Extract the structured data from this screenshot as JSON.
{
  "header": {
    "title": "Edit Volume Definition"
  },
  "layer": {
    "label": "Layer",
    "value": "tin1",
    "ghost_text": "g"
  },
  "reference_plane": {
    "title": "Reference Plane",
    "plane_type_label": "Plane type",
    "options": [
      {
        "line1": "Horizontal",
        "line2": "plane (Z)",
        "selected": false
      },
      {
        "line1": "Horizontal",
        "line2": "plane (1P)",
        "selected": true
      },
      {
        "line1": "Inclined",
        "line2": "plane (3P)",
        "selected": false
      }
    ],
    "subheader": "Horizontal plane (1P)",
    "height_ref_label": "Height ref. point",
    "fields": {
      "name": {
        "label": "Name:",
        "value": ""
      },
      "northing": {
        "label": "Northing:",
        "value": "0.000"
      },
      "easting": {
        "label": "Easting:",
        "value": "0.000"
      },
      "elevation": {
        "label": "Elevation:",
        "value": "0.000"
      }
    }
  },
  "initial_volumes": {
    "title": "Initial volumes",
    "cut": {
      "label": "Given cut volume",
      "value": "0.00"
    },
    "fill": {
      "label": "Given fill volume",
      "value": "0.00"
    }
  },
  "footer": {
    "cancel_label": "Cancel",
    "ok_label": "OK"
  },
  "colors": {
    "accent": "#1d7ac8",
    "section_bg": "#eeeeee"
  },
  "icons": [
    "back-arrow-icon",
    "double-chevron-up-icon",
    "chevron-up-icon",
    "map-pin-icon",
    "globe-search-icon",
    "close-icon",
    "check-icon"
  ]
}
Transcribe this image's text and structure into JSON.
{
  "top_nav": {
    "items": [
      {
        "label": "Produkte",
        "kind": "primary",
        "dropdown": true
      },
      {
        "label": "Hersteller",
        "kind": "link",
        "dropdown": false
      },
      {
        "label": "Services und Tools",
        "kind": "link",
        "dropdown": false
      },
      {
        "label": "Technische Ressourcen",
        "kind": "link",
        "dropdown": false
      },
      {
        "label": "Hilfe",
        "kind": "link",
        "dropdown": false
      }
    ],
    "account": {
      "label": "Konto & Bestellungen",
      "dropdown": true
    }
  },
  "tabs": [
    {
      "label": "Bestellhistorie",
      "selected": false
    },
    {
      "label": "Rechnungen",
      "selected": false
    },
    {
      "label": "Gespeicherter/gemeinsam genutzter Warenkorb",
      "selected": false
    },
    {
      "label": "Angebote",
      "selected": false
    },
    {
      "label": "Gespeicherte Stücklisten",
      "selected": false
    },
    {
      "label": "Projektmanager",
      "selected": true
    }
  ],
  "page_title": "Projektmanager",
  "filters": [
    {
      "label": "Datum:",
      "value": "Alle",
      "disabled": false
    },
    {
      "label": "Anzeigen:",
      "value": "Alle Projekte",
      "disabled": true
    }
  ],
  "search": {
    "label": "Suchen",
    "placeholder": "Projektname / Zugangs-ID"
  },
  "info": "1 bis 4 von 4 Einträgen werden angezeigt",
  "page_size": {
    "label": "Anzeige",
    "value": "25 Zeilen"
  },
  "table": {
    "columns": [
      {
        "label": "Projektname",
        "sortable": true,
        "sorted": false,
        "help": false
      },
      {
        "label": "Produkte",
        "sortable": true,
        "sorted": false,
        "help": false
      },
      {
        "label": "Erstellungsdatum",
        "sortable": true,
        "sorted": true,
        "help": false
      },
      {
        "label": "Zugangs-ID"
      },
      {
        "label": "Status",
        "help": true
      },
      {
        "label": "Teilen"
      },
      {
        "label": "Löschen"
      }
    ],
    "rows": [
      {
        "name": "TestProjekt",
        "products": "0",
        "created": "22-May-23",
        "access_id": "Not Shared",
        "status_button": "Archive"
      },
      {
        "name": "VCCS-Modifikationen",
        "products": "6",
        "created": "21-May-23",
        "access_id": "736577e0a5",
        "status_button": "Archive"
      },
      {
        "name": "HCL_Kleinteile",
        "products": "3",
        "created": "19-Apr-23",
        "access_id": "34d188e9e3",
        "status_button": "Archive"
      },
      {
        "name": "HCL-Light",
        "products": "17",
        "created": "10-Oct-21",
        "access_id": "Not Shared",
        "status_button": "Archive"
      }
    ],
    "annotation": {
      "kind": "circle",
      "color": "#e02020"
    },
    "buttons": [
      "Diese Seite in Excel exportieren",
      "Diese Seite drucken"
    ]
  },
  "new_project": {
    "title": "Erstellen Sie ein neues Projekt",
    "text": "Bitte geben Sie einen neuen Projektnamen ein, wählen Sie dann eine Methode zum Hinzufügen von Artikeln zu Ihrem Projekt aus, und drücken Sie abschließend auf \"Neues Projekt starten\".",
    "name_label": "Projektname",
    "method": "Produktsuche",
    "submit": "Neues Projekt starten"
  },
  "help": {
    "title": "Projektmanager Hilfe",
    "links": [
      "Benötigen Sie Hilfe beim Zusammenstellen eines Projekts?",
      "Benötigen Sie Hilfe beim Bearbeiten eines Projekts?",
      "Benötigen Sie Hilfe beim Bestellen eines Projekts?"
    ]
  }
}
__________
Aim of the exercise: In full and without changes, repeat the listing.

Exercise solution:
Extract the structured data from this screenshot as JSON.
{
  "header": {
    "title": "Edit Volume Definition"
  },
  "layer": {
    "label": "Layer",
    "value": "tin1",
    "ghost_text": "g"
  },
  "reference_plane": {
    "title": "Reference Plane",
    "plane_type_label": "Plane type",
    "options": [
      {
        "line1": "Horizontal",
        "line2": "plane (Z)",
        "selected": false
      },
      {
        "line1": "Horizontal",
        "line2": "plane (1P)",
        "selected": true
      },
      {
        "line1": "Inclined",
        "line2": "plane (3P)",
        "selected": false
      }
    ],
    "subheader": "Horizontal plane (1P)",
    "height_ref_label": "Height ref. point",
    "fields": {
      "name": {
        "label": "Name:",
        "value": ""
      },
      "northing": {
        "label": "Northing:",
        "value": "0.000"
      },
      "easting": {
        "label": "Easting:",
        "value": "0.000"
      },
      "elevation": {
        "label": "Elevation:",
        "value": "0.000"
      }
    }
  },
  "initial_volumes": {
    "title": "Initial volumes",
    "cut": {
      "label": "Given cut volume",
      "value": "0.00"
    },
    "fill": {
      "label": "Given fill volume",
      "value": "0.00"
    }
  },
  "footer": {
    "cancel_label": "Cancel",
    "ok_label": "OK"
  },
  "colors": {
    "accent": "#1d7ac8",
    "section_bg": "#eeeeee"
  },
  "icons": [
    "back-arrow-icon",
    "double-chevron-up-icon",
    "chevron-up-icon",
    "map-pin-icon",
    "globe-search-icon",
    "close-icon",
    "check-icon"
  ]
}
Transcribe this image's text and structure into JSON.
{
  "top_nav": {
    "items": [
      {
        "label": "Produkte",
        "kind": "primary",
        "dropdown": true
      },
      {
        "label": "Hersteller",
        "kind": "link",
        "dropdown": false
      },
      {
        "label": "Services und Tools",
        "kind": "link",
        "dropdown": false
      },
      {
        "label": "Technische Ressourcen",
        "kind": "link",
        "dropdown": false
      },
      {
        "label": "Hilfe",
        "kind": "link",
        "dropdown": false
      }
    ],
    "account": {
      "label": "Konto & Bestellungen",
      "dropdown": true
    }
  },
  "tabs": [
    {
      "label": "Bestellhistorie",
      "selected": false
    },
    {
      "label": "Rechnungen",
      "selected": false
    },
    {
      "label": "Gespeicherter/gemeinsam genutzter Warenkorb",
      "selected": false
    },
    {
      "label": "Angebote",
      "selected": false
    },
    {
      "label": "Gespeicherte Stücklisten",
      "selected": false
    },
    {
      "label": "Projektmanager",
      "selected": true
    }
  ],
  "page_title": "Projektmanager",
  "filters": [
    {
      "label": "Datum:",
      "value": "Alle",
      "disabled": false
    },
    {
      "label": "Anzeigen:",
      "value": "Alle Projekte",
      "disabled": true
    }
  ],
  "search": {
    "label": "Suchen",
    "placeholder": "Projektname / Zugangs-ID"
  },
  "info": "1 bis 4 von 4 Einträgen werden angezeigt",
  "page_size": {
    "label": "Anzeige",
    "value": "25 Zeilen"
  },
  "table": {
    "columns": [
      {
        "label": "Projektname",
        "sortable": true,
        "sorted": false,
        "help": false
      },
      {
        "label": "Produkte",
        "sortable": true,
        "sorted": false,
        "help": false
      },
      {
        "label": "Erstellungsdatum",
        "sortable": true,
        "sorted": true,
        "help": false
      },
      {
        "label": "Zugangs-ID"
      },
      {
        "label": "Status",
        "help": true
      },
      {
        "label": "Teilen"
      },
      {
        "label": "Löschen"
      }
    ],
    "rows": [
      {
        "name": "TestProjekt",
        "products": "0",
        "created": "22-May-23",
        "access_id": "Not Shared",
        "status_button": "Archive"
      },
      {
        "name": "VCCS-Modifikationen",
        "products": "6",
        "created": "21-May-23",
        "access_id": "736577e0a5",
        "status_button": "Archive"
      },
      {
        "name": "HCL_Kleinteile",
        "products": "3",
        "created": "19-Apr-23",
        "access_id": "34d188e9e3",
        "status_button": "Archive"
      },
      {
        "name": "HCL-Light",
        "products": "17",
        "created": "10-Oct-21",
        "access_id": "Not Shared",
        "status_button": "Archive"
      }
    ],
    "annotation": {
      "kind": "circle",
      "color": "#e02020"
    },
    "buttons": [
      "Diese Seite in Excel exportieren",
      "Diese Seite drucken"
    ]
  },
  "new_project": {
    "title": "Erstellen Sie ein neues Projekt",
    "text": "Bitte geben Sie einen neuen Projektnamen ein, wählen Sie dann eine Methode zum Hinzufügen von Artikeln zu Ihrem Projekt aus, und drücken Sie abschließend auf \"Neues Projekt starten\".",
    "name_label": "Projektname",
    "method": "Produktsuche",
    "submit": "Neues Projekt starten"
  },
  "help": {
    "title": "Projektmanager Hilfe",
    "links": [
      "Benötigen Sie Hilfe beim Zusammenstellen eines Projekts?",
      "Benötigen Sie Hilfe beim Bearbeiten eines Projekts?",
      "Benötigen Sie Hilfe beim Bestellen eines Projekts?"
    ]
  }
}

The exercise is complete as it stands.